<4 Upon Nothing [`Rotchester’]>

I sing the funeral of an earl’s grandmother Yo27*7 (ff. 10v-11r)
While the power is in French brandy
<5 An elegy [spelt `Ellogy’ (pun on Ellen/Nell)] upon old Madam Gwinn [NB every 4th line ends with `brandy’ – same method as Bucks’ `What the devil…’]>

As Colon drove his sheep along Yo27*8 (ff. 11v-13r)
Blither girls than any there
<6 A satyr on women about town [spelt `Colen]>

Must I with patience ever silent sit Yo27*9 (ff. 13v-14r)
Or who’d be safe and senseless as Tom Thynne
<7 Semper ego auditor tantum numquamne reponam>

Here is a house to be let for steward has swore Yo27*10 (f. 14r)
A long time kept it shut up but paid for it at last
<Set over the parliament house 8>

Three Meere squirrels a tyke and a whore Yo27*11 (f. 14r)
Rules all England under a boar
<[no title] [or could be `boor’?]>

Shame of my life disturber of my tomb Yo27*12 (f. 14v)
Like you his angry father [?kicked] him down
<9 The ghost of honest Tom Ross to his pupil James Duke of Monmouth>

Disgraced undone forlorn made Fortune’s sport Yo27*13 (f. 15r)
Next after you by God I will be king
<10 A letter from the Du[ke] of Monmouth to the K[in]g>

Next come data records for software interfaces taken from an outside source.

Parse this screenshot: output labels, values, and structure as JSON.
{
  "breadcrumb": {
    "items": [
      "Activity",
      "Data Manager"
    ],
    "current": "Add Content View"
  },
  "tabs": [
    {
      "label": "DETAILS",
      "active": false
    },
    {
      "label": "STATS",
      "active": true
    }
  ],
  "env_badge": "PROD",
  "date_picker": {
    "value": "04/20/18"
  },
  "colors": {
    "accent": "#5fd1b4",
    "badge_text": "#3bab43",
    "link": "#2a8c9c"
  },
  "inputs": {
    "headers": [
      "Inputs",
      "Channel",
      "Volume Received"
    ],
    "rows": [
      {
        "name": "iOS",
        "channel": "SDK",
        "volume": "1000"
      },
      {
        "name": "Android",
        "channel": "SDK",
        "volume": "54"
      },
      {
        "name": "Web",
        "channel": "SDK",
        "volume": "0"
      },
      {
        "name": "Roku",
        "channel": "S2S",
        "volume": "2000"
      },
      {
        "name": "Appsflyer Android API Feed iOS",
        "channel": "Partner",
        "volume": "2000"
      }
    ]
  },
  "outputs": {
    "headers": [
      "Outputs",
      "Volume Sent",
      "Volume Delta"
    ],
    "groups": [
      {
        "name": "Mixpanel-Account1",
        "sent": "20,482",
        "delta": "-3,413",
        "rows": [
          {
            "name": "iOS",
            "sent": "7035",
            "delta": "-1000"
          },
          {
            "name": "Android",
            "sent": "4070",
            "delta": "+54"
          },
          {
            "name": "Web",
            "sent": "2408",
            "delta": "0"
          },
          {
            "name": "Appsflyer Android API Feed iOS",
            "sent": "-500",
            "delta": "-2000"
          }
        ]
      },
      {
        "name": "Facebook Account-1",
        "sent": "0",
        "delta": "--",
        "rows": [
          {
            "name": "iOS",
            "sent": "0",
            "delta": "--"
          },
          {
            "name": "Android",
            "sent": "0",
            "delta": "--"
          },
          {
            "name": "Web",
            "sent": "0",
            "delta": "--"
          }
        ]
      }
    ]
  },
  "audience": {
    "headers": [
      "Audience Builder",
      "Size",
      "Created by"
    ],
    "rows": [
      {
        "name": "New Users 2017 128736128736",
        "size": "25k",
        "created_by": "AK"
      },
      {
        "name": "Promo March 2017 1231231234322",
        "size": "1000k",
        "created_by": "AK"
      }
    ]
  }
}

Ungrateful boy I will not call thee son Yo27*14 (ff. 15v-16r)
God’s blood I’ll send you to the rout below
<11 The k[in]g’s answer to the Du[ke] of M[onmou]ths letter>

Of all the wonders since the world began Yo27*15 (ff. 16v-19r)
When all fools write to think no more of rhyme
<12 Barbara piramidum sileat miracula Memphis [`The answer to Essay on Satyr’]>

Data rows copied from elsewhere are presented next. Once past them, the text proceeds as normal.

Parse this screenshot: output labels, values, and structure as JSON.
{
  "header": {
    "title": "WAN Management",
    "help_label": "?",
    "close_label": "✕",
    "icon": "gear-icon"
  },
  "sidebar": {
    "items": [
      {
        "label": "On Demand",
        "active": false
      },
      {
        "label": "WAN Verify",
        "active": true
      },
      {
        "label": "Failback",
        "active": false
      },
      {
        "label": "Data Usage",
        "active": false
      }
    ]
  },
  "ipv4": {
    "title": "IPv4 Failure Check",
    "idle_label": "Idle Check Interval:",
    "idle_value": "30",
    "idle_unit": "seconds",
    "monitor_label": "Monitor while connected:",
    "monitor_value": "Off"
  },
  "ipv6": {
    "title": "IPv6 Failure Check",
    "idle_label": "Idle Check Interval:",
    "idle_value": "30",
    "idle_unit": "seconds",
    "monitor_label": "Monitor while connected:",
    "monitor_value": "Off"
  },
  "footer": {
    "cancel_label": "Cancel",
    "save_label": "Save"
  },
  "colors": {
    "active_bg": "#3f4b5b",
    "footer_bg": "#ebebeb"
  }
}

Among the race of England’s modern peers Yo27*16 (ff. 19v-20v)
With such a subject and a brother blessed
<13 A satyr on the coffee house club>

Among the writing race of modern wit Yo27*17 (f. 21r-v)
By gentle poet and by small commander
<Ironical 14>

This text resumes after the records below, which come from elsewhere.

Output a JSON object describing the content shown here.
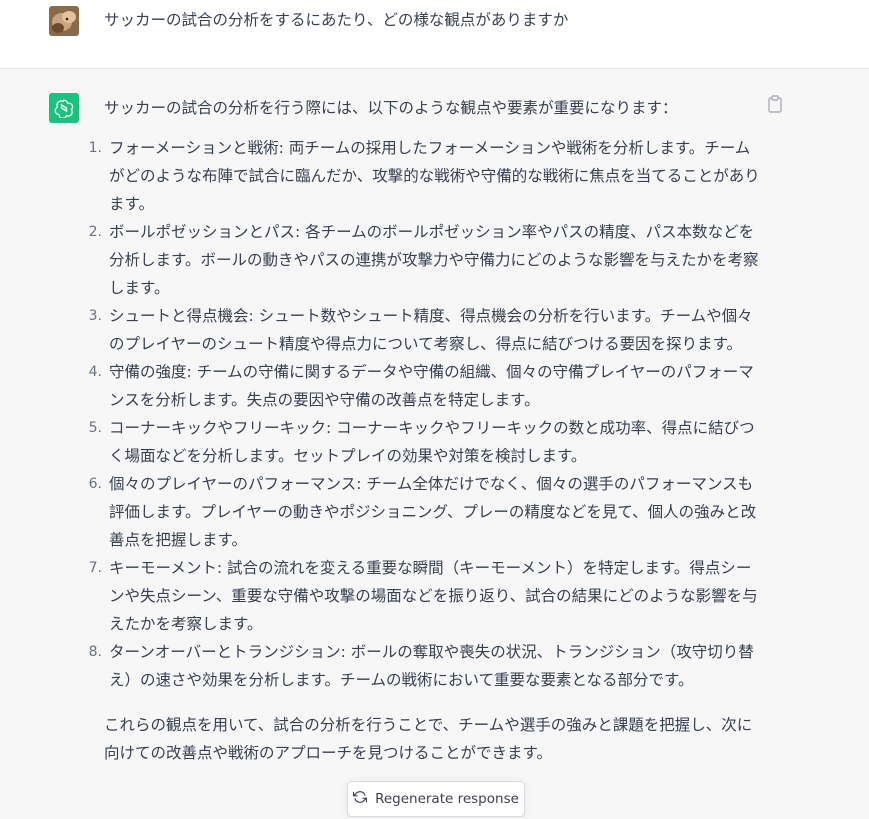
{
  "user_message": {
    "avatar": "user-avatar-photo",
    "text": "サッカーの試合の分析をするにあたり、どの様な観点がありますか"
  },
  "assistant_message": {
    "avatar": "openai-logo-icon",
    "intro": "サッカーの試合の分析を行う際には、以下のような観点や要素が重要になります：",
    "items": [
      {
        "num": "1.",
        "text": "フォーメーションと戦術: 両チームの採用したフォーメーションや戦術を分析します。チームがどのような布陣で試合に臨んだか、攻撃的な戦術や守備的な戦術に焦点を当てることがあります。"
      },
      {
        "num": "2.",
        "text": "ボールポゼッションとパス: 各チームのボールポゼッション率やパスの精度、パス本数などを分析します。ボールの動きやパスの連携が攻撃力や守備力にどのような影響を与えたかを考察します。"
      },
      {
        "num": "3.",
        "text": "シュートと得点機会: シュート数やシュート精度、得点機会の分析を行います。チームや個々のプレイヤーのシュート精度や得点力について考察し、得点に結びつける要因を探ります。"
      },
      {
        "num": "4.",
        "text": "守備の強度: チームの守備に関するデータや守備の組織、個々の守備プレイヤーのパフォーマンスを分析します。失点の要因や守備の改善点を特定します。"
      },
      {
        "num": "5.",
        "text": "コーナーキックやフリーキック: コーナーキックやフリーキックの数と成功率、得点に結びつく場面などを分析します。セットプレイの効果や対策を検討します。"
      },
      {
        "num": "6.",
        "text": "個々のプレイヤーのパフォーマンス: チーム全体だけでなく、個々の選手のパフォーマンスも評価します。プレイヤーの動きやポジショニング、プレーの精度などを見て、個人の強みと改善点を把握します。"
      },
      {
        "num": "7.",
        "text": "キーモーメント: 試合の流れを変える重要な瞬間（キーモーメント）を特定します。得点シーンや失点シーン、重要な守備や攻撃の場面などを振り返り、試合の結果にどのような影響を与えたかを考察します。"
      },
      {
        "num": "8.",
        "text": "ターンオーバーとトランジション: ボールの奪取や喪失の状況、トランジション（攻守切り替え）の速さや効果を分析します。チームの戦術において重要な要素となる部分です。"
      }
    ],
    "conclusion": "これらの観点を用いて、試合の分析を行うことで、チームや選手の強みと課題を把握し、次に向けての改善点や戦術のアプローチを見つけることができます。"
  },
  "regenerate_button": {
    "icon": "refresh-icon",
    "label": "Regenerate response"
  },
  "colors": {
    "assistant_bg": "#f7f7f8",
    "gpt_green": "#19c37d",
    "text": "#374151"
  }
}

Close hugged in Portsmouth’s smock thy senses are Yo27*18 (f. 22r)
Rules his dull whore and calls her Mazarine
<An acrostic on Charles Stuart Rex>

Though royal sir your every act doth show Yo27*19 (f. 22v)
None of our flatterers love us half so well
<15 Upon the last prorogation>

Pox on the rhyming fops that plague the town Yo27*20 (f. 23r-v)
And calls the best of kings a senseless log
<The visit 16>

I’ve heard the muses were still soft and kind Yo27*21 (f. 24r-v)
Blast great Apollo with perpetual shame
<Advice to Apollo 17>

Worthy Sir / Though weaned from all those scandalous delights Yo27*22 (f. 25r)
Could brook the man her sister had betrayed
<A letter 18>

In a famous street near Whetstone’s Park Yo27*23 (f. 25v)
He had ne’er been so gracious with that pretty lass
<19 A ballad. To the tune of Old man [in] a bed full of bones [first hand resumes] [fol. 26r-v blank]>

Close by a stream whose flowery bank might give Yo27*24 (ff. 27r-28v)
And arms my tortured soul to bear my pains
<The prating [sic, for `parting’] between Sireno and Diana 20 [second hand resumes]>

We read in sacred and profane records Yo27*25 (ff. 29r-31r)
There’s ten times more treason in brandy and ale
<A dialogue between the 2 statues 21>

‘Tis said when George did dragon slay Yo27*26 (ff. 31v-32r)
We’ll throw up caps and loud will hollo
<22 A Westminster wedding or the town mouth>

The Spaniards gravely teach in their politic schools Yo27*27 (ff. 32v-33r)
If princes swive loyal subjects of their own
<23 The whore of Babylon>

The grave House of Commons by hook or by crook Yo27*28 (ff. 33v-34r)
How he headed the bishops that threw out the bill
<24 A ballad [`poor’ for `grave’ in MS] [blank leaves to end]>

< On verso of final leaf `God save the King [several words del.] Good/ Ramsey / Jm/ God save the K’ >